For the sake of my blog, I took photos of the things they took photos of. Para kunwari alam ko ang pinaggagagawa ko! They click, I click. They ooohhhh, I ahhhh! Pero sa totoo lang wa ako care.
I was so delighted they had air-conditioning units strategically scattered throughout the 2 spacious but overly-crowded levels.
I spotted Irene Marcos Araneta. Aha! I wanted a photo op so I can say I rubbed elbows with her & susyal ako. But then I thought to myself, she might ask me how I liked the show, or what my favorite piece was (yes, feelingera talaga ako, ambisyosa pa). Baka tumunganga lang ako at hindi makasagot. So I just made a sudden U-turn when I was about 2 steps away from her. Never mind. Erase erase.
There were 2 floors of art. The fair was at the 6th & 7th floors, occupying a floor and a half of the Link parking building at Ayala Center Makati. Designer Kenneth Cobonpue and architects at Leandro V. Locsin Partners helped transform the car park into an art space for the fair.

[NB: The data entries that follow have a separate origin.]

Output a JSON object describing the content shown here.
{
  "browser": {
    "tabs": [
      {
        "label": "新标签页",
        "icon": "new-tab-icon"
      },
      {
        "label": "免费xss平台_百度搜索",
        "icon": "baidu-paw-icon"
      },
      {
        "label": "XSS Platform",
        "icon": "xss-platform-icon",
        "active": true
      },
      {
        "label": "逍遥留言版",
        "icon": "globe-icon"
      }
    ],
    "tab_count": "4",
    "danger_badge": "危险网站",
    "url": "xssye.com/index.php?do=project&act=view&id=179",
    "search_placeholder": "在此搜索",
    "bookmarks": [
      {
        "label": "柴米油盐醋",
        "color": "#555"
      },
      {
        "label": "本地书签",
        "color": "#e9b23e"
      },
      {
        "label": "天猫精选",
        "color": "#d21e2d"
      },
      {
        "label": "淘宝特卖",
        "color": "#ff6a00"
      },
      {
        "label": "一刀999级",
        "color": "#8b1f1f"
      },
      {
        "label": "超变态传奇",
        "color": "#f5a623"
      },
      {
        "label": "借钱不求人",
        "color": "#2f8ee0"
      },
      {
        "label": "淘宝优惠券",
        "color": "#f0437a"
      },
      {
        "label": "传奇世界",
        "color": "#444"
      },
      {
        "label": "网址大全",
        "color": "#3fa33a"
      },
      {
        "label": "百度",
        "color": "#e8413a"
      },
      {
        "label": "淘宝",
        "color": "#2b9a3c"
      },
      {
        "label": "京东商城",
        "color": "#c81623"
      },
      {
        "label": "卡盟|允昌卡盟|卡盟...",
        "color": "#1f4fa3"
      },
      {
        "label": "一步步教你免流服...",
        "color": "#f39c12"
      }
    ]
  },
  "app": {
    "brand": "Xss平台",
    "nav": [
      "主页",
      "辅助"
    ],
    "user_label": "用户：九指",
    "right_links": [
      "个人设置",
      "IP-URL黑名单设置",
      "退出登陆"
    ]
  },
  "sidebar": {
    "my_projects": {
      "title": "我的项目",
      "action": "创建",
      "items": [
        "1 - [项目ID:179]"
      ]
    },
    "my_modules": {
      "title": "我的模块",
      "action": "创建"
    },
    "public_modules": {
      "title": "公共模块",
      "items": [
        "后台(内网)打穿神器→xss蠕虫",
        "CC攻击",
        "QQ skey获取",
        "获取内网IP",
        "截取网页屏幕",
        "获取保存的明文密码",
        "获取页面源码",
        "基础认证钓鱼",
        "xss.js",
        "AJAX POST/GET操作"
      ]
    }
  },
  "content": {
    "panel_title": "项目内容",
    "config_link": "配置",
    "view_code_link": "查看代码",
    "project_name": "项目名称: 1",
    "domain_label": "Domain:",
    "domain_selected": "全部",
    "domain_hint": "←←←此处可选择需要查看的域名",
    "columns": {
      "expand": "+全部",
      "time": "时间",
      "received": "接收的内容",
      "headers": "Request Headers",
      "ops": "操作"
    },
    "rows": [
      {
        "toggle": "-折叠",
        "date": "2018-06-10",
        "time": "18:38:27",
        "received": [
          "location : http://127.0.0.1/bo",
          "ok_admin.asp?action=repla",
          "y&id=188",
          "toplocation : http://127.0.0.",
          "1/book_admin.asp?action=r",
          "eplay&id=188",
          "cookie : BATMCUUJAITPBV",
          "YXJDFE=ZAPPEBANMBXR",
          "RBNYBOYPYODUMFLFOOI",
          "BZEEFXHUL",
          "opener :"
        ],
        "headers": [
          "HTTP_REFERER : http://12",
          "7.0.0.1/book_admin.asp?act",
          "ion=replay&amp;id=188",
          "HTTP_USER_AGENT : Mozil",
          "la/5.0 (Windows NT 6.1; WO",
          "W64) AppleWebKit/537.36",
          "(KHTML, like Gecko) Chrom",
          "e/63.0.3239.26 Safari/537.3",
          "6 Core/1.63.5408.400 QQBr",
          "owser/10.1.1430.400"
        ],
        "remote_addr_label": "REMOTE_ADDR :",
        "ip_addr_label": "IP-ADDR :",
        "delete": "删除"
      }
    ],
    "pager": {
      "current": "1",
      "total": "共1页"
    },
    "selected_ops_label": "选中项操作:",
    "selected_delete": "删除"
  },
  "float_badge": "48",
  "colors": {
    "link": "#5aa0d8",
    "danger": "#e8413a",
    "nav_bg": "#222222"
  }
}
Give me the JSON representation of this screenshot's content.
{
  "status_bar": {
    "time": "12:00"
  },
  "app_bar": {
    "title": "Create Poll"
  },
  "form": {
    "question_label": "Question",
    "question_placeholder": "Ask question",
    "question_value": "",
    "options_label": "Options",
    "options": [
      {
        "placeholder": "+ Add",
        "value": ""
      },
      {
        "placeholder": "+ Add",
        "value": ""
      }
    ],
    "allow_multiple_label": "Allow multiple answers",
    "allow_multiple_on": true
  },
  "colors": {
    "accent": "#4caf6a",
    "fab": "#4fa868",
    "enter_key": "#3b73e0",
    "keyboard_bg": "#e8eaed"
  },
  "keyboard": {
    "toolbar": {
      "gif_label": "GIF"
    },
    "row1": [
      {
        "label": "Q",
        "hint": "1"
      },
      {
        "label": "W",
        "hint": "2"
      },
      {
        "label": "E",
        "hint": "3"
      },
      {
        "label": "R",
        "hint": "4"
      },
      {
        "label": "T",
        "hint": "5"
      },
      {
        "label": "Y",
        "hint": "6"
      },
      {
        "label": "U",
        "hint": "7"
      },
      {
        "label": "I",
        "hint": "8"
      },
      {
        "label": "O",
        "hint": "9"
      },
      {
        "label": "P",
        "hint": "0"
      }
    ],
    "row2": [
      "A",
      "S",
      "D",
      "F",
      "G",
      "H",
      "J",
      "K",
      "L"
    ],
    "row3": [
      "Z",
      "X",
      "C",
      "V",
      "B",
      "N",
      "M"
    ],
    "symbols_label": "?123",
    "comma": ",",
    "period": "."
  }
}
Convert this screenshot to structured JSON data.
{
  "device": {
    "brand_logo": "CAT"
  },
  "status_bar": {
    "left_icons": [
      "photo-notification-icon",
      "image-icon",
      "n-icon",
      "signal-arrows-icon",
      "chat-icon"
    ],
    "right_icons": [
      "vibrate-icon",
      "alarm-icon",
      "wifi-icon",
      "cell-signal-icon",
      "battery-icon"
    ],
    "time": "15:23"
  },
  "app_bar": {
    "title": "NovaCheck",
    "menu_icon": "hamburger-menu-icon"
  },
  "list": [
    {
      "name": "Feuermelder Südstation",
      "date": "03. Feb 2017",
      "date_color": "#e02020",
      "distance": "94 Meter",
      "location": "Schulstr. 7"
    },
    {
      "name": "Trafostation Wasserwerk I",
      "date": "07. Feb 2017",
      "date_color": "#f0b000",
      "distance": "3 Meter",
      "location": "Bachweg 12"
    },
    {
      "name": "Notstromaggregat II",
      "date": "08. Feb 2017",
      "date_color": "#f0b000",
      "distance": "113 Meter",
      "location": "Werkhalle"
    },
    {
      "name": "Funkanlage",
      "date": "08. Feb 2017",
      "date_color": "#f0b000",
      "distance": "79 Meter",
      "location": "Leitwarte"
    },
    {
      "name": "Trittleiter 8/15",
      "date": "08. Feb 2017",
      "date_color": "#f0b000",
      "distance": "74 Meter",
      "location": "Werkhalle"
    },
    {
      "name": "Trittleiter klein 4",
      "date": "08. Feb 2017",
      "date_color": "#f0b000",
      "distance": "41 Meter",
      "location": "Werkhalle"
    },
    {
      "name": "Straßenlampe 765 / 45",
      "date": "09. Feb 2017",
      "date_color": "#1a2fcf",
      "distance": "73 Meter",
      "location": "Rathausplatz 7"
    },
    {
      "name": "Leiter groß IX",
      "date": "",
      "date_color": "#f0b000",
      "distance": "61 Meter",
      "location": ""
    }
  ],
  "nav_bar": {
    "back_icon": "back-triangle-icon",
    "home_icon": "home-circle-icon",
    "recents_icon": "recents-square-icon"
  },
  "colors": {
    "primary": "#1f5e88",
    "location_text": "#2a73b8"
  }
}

Nag-nosebleed talaga ako, promise. I heaved a sigh of relief when it was finally over. 2 hours din ako nagtiis ha. I was only too happy when my girls said: KAINAN NA! Ooooohhhhhhhhh!! Magic word to my ears. So I squealed again. Aaaaahhhhhhhh!!!
Where we ate. Up next. ;)